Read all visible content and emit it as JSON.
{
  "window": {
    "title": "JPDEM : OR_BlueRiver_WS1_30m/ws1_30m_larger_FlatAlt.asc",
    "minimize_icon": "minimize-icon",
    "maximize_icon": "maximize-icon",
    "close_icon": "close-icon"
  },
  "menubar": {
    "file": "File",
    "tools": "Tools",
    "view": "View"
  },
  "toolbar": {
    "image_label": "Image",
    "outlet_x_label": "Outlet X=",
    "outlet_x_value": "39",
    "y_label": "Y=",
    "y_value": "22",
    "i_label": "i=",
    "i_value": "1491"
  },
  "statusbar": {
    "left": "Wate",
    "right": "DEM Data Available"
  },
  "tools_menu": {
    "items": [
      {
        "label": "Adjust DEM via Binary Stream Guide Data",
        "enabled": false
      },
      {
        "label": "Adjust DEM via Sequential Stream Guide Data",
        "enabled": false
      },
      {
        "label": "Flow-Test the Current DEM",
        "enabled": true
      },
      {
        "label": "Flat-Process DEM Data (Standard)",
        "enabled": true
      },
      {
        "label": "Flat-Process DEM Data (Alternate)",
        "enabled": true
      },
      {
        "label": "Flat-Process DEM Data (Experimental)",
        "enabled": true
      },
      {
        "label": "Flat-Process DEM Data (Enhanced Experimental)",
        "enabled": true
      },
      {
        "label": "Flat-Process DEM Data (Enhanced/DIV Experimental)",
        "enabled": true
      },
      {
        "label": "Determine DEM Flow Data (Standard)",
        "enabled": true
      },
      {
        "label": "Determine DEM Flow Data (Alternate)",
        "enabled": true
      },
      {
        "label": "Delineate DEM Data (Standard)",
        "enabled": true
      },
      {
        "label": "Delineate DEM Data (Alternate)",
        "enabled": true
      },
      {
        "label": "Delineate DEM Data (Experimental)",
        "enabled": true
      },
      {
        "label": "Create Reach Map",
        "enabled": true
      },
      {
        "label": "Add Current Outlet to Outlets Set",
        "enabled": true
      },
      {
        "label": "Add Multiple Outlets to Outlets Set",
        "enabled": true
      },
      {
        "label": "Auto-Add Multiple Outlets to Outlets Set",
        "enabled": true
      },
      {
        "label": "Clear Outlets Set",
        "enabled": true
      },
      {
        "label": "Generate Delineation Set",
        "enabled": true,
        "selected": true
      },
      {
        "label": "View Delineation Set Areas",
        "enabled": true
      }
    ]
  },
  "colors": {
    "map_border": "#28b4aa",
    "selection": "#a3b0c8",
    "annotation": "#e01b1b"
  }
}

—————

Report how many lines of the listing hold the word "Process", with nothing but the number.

## Answer space
5